Morgan Housel of The Motley Fool writes a good piece on how difficult it can be buy and hold the very best performing stocks over time. As Housel points out, the best performing individual stock from 1995-2015 was Monster Beverage — up 105,000% over that 20 year period. That return would have turned $10,000 into a cool $10 million. But, as Housel points out, Monster has been an incredibly volatile stock, so volatile that most investors… Read More

Personal Finance is Personal Writes Housel

Financial analyst Morgan Housel draws a parallel between medicine and investing to make a simple, but important, point: “personal finance is deeply personal” so “coming up with a solution that lets you sleep at night, rather than one that’s academically superior, is how [a financial advisor] help[s] people.” He analogizes the “doctor knows best” era of medicine to the current state of financial advising, arguing that investing needs a “moment of clarity” similar to the… Read More

Why Doing ‘Nothing’ Is Good For Your Portfolio

When fears are high, it’s natural to want to jump out of stocks. But while it might seem logical to avoid equities during tough times, The Motley Fool’s Morgan Housel says history shows otherwise. “Building wealth over a lifetime doesn’t require a lifetime of superior skill,” Housel writes (h/t The Big Picture). “It requires pretty mediocre skills — basic arithmetic and a grasp of investing fundamentals — practiced consistently throughout your entire lifetime, especially during… Read More

What’s Your Advantage?

If you don’t want to put all your faith in luck, you need to have an advantage to beat the market over the long haul. But The Motley Fool’s Morgan Housel says that many investors don’t really think about what their advantage is — or whether they even have one. Housel notes that, late in his life, value guru Benjamin Graham actually talked about how he thought stock-picking wasn’t for most investors. So many investors… Read More

Investors And The “Trifecta Of Failure”

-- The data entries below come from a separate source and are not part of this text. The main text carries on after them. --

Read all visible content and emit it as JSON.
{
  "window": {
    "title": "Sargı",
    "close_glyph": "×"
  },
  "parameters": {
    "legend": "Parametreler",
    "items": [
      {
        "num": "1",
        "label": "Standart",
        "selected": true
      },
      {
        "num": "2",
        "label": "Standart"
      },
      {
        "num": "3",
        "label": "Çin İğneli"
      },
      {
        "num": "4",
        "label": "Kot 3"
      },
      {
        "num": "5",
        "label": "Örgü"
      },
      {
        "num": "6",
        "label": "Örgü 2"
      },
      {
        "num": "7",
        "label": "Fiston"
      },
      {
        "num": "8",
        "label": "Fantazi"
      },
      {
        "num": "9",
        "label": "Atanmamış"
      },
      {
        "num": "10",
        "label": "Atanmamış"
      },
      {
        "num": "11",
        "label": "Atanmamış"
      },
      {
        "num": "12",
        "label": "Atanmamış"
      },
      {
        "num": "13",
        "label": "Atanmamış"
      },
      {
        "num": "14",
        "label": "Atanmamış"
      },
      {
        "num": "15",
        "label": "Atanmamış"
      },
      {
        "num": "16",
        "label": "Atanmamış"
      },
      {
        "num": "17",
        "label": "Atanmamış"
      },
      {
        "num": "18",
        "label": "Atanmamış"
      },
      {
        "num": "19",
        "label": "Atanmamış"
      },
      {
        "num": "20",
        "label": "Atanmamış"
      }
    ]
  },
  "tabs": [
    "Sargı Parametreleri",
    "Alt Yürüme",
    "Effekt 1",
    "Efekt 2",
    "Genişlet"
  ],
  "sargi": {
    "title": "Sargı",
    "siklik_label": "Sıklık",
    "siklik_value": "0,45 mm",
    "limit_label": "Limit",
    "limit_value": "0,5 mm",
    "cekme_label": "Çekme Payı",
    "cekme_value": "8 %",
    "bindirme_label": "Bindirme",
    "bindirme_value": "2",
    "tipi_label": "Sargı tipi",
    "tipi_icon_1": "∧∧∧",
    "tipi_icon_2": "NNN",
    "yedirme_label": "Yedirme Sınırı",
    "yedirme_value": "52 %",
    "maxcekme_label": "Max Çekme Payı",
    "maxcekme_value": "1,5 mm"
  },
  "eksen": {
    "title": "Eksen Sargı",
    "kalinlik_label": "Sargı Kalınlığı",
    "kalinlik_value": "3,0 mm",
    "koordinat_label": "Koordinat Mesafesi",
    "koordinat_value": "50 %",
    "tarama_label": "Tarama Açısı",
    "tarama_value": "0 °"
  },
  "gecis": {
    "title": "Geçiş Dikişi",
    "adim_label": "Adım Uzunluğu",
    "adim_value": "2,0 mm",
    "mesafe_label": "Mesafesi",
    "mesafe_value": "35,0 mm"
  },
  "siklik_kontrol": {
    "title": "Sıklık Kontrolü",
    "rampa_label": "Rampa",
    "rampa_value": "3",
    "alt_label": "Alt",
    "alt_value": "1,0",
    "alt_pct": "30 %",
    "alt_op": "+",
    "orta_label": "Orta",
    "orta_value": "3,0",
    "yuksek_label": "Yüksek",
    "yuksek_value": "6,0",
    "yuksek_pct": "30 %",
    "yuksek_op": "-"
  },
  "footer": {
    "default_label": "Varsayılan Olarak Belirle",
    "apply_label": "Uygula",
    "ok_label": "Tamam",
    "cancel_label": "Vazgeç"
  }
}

What separates great investors from the rest? The Motley Fool’s Morgan Housel says it has to do not with financial acumen, but instead with psychological prowess. While most investors are “mental catastrophes” the great ones “are masters of psychology,” Housel writes (h/t to The Big Picture). “They can’t control the market, but they have complete control over the gray matter between their ears.” Housel says most investors suffer from a variety of cognitive biases, including… Read More

Why Short-Term Market Timing Is Futile

In a recent piece for The Motley Fool, Morgan Housel offers some interesting data on why trying to time the market is so dangerous.  “There have been about 21,000 trading sessions between 1928 and today. During that time, the Dow went from 240 to 13,000, or an average annual growth rate of 5% (this doesn’t include dividends),” Housel writes. “If you missed just 20 of the best days during that period, annual returns fall to… Read More